This very long-range attractive interaction may be a longer scale version of the unexplained interactions seen to-date for smooth surfaces.
The superhydrophobic material was self-assembled by simply drying a slurry of hydrophobically modified silica in a technique originally developed to create super low-density silica aerogels. During drying, the silica gel shrinks and re-expands to create a rough, rather than smooth, surface. The roughness creates a spike-like effect, causing a water drop to adopt an almost spherical shape.
"This greater hydrophobicity apparently increased the distance over which cavitation could occur, allowing it to be visually imaged for the first time," says Sandia researcher Frank Van Swol, who calculated the theoretical cavitation distance and the energy and forces associated with cavitation.
Asked whether the observed reaction might offer some insight into the mechanisms by which proteins fold, Brinker said, "The only evidence so far for things snapping together comes from the measurements of interactions between flat smooth hydrophobic surfaces underwater. The longer-range interactions for rough surfaces may more closely represent how proteins fold, since proteins are certainly not flat surfaces."
Rough superhydrophobic surfaces have been of much recent interest for their self-cleaning properties -- the so-called Lotus effect, where rolling drops of water cleanse such surfaces of particles and parasites.
Neal Singer | EurekAlert!
ADIR Project: Lasers Recover Valuable Materials
21.07.2017 | Fraunhofer-Institut für Lasertechnik ILT
High-tech sensing illuminates concrete stress testing
20.07.2017 | University of Leeds
Physicists have developed a new technique that uses electrical voltages to control the electron spin on a chip. The newly-developed method provides protection from spin decay, meaning that the contained information can be maintained and transmitted over comparatively large distances, as has been demonstrated by a team from the University of Basel’s Department of Physics and the Swiss Nanoscience Institute. The results have been published in Physical Review X.
For several years, researchers have been trying to use the spin of an electron to store and transmit information. The spin of each electron is always coupled...

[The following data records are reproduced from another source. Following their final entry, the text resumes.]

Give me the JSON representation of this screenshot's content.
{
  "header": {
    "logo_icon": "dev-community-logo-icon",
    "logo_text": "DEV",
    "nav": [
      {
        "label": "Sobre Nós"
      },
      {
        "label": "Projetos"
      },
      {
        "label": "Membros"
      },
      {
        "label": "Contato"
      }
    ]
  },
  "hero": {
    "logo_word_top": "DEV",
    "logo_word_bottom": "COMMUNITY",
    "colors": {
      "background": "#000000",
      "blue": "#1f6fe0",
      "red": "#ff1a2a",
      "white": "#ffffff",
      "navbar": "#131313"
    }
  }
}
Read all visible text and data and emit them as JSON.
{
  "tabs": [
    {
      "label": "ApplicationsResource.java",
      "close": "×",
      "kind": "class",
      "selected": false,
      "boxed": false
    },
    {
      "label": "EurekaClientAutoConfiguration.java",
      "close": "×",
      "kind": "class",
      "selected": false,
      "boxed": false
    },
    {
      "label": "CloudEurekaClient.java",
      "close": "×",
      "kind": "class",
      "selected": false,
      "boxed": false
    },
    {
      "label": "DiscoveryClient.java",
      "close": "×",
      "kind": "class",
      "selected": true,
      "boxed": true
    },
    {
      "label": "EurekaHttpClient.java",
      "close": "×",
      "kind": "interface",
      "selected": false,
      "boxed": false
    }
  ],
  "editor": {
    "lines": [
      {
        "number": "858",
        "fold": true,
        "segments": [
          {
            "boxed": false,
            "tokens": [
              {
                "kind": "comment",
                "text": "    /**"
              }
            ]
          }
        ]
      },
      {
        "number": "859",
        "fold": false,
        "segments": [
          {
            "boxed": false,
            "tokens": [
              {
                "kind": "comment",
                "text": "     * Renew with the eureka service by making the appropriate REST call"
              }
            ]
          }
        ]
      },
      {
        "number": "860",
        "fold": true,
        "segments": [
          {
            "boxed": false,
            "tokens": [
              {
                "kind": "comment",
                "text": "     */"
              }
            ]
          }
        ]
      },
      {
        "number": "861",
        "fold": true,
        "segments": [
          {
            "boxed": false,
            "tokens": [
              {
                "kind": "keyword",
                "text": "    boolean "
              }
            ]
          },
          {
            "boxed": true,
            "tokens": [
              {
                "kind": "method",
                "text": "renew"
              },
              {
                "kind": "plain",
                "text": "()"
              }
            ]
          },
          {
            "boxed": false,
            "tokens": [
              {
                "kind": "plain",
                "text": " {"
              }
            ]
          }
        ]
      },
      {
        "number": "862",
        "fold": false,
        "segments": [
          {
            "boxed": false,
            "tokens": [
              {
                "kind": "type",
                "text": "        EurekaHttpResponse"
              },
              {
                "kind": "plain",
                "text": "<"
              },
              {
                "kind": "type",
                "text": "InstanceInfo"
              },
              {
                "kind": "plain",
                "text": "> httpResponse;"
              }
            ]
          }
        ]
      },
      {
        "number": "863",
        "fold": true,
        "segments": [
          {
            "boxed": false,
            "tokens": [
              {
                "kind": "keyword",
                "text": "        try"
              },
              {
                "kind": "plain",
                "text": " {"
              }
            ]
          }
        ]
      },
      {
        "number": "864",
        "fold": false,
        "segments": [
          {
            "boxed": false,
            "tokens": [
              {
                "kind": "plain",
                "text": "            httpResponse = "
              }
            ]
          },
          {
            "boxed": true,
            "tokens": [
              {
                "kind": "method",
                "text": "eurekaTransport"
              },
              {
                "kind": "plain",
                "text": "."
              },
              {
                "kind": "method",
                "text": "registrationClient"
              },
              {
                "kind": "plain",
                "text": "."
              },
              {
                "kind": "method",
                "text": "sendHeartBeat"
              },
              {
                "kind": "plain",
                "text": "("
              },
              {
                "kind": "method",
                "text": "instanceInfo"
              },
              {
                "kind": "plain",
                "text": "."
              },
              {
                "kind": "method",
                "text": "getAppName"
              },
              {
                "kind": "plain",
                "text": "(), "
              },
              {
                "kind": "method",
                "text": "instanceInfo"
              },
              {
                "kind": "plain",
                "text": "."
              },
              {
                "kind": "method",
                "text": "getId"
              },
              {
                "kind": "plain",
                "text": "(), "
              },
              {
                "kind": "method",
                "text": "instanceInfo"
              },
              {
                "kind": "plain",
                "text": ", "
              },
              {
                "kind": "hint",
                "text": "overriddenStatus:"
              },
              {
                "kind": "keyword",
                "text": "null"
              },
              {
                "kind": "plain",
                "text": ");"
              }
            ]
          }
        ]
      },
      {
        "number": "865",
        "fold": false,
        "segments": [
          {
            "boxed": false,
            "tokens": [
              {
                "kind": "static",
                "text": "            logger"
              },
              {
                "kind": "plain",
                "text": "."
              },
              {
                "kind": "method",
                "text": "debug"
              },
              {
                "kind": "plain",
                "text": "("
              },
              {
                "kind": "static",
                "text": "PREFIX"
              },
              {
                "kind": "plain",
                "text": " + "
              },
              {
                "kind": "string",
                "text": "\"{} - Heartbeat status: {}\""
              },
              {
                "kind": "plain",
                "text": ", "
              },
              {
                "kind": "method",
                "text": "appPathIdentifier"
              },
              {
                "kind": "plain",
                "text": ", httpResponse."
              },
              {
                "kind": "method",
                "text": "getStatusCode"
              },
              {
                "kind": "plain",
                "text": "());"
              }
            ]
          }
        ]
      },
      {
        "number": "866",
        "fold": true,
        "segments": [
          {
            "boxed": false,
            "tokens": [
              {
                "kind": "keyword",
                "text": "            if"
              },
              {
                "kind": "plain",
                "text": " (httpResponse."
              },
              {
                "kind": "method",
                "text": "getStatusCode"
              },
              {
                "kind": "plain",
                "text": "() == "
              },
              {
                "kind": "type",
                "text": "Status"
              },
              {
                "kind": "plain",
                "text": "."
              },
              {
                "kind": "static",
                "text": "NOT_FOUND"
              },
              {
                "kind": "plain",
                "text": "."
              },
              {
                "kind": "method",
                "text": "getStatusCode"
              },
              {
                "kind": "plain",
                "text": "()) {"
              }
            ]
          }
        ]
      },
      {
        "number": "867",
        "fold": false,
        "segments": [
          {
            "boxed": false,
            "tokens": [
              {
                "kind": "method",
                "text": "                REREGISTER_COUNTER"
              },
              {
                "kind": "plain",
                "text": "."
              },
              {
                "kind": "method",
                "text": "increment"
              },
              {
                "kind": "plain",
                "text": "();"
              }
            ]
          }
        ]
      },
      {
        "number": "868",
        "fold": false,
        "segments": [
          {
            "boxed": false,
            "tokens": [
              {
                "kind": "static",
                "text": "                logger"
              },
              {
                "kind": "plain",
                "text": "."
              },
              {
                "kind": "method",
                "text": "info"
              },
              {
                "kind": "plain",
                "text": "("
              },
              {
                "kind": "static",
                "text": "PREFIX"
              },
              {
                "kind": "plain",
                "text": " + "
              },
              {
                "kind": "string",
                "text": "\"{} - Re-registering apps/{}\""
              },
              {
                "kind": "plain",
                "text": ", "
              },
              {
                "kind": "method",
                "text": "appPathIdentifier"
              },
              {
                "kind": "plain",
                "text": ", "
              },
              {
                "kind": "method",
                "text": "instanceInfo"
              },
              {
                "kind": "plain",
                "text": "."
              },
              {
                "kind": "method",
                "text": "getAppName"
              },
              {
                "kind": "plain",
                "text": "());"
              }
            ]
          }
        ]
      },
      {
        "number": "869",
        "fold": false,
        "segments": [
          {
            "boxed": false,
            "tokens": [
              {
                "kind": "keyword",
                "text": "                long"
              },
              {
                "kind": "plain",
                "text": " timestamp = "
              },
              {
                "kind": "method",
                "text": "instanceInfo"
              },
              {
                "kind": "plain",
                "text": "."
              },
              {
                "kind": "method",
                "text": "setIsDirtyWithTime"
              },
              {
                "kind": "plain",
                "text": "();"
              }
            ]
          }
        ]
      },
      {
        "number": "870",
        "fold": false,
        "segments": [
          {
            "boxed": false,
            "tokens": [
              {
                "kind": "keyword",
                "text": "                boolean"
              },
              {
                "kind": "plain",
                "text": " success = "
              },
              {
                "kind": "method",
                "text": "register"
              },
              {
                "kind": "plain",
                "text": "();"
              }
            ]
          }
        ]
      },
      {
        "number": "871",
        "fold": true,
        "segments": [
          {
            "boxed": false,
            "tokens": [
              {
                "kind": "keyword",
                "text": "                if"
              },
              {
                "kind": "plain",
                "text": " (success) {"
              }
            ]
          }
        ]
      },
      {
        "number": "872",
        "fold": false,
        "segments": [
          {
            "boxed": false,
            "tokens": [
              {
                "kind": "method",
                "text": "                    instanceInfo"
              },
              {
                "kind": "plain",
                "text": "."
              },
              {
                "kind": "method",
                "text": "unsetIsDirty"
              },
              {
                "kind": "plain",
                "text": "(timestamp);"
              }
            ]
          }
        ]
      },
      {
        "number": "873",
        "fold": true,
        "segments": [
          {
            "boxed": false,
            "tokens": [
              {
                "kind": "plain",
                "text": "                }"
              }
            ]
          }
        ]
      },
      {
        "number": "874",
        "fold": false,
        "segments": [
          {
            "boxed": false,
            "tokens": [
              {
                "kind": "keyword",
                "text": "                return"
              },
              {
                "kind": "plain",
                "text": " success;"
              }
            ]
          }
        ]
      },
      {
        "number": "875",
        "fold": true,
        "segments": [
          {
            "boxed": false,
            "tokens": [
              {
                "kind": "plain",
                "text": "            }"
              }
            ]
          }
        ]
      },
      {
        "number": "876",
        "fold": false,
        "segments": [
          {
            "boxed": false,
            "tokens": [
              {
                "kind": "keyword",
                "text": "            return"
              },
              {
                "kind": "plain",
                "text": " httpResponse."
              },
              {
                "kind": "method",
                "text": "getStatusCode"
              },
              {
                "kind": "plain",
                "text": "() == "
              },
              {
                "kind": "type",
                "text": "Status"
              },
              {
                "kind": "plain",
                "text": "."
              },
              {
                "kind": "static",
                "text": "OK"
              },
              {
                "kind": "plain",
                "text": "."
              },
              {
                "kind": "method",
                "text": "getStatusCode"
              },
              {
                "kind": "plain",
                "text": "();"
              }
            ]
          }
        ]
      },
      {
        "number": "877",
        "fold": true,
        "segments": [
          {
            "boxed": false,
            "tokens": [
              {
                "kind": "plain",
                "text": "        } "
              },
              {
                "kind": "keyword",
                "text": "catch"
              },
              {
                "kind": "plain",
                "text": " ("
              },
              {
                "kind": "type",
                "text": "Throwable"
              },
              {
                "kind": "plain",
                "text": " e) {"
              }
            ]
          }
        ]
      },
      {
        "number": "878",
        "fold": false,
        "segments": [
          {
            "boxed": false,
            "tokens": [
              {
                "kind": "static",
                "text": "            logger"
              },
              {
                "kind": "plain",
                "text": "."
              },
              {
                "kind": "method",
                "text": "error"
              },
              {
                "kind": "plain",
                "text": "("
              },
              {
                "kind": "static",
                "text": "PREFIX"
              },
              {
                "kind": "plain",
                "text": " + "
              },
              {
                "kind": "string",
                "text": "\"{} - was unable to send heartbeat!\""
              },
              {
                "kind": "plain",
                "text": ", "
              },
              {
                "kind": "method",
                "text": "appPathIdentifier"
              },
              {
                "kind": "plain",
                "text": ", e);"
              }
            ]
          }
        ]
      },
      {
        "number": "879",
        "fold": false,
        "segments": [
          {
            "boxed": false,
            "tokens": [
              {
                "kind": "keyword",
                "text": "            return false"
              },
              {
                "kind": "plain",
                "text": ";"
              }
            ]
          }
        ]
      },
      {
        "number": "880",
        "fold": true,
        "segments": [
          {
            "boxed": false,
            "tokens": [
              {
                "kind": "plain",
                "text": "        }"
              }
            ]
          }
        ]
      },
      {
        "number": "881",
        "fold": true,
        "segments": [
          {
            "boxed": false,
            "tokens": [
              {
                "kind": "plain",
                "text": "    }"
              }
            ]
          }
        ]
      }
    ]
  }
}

What is the mass of a proton? Scientists from Germany and Japan successfully did an important step towards the most exact knowledge of this fundamental constant. By means of precision measurements on a single proton, they could improve the precision by a factor of three and also correct the existing value.
To determine the mass of a single proton still more accurate – a group of physicists led by Klaus Blaum and Sven Sturm of the Max Planck Institute for Nuclear...
The research team of Prof. Dr. Oliver Einsle at the University of Freiburg's Institute of Biochemistry has long been exploring the functioning of nitrogenase....
A one trillion tonne iceberg - one of the biggest ever recorded -- has calved away from the Larsen C Ice Shelf in Antarctica, after a rift in the ice,...
Physics supports biology: Researchers from PTB have developed a model system to investigate friction phenomena with atomic precision
Friction: what you want from car brakes, otherwise rather a nuisance. In any case, it is useful to know as precisely as possible how friction phenomena arise –...
21.07.2017 | Event News
19.07.2017 | Event News
12.07.2017 | Event News
21.07.2017 | Earth Sciences
21.07.2017 | Power and Electrical Engineering
21.07.2017 | Physics and Astronomy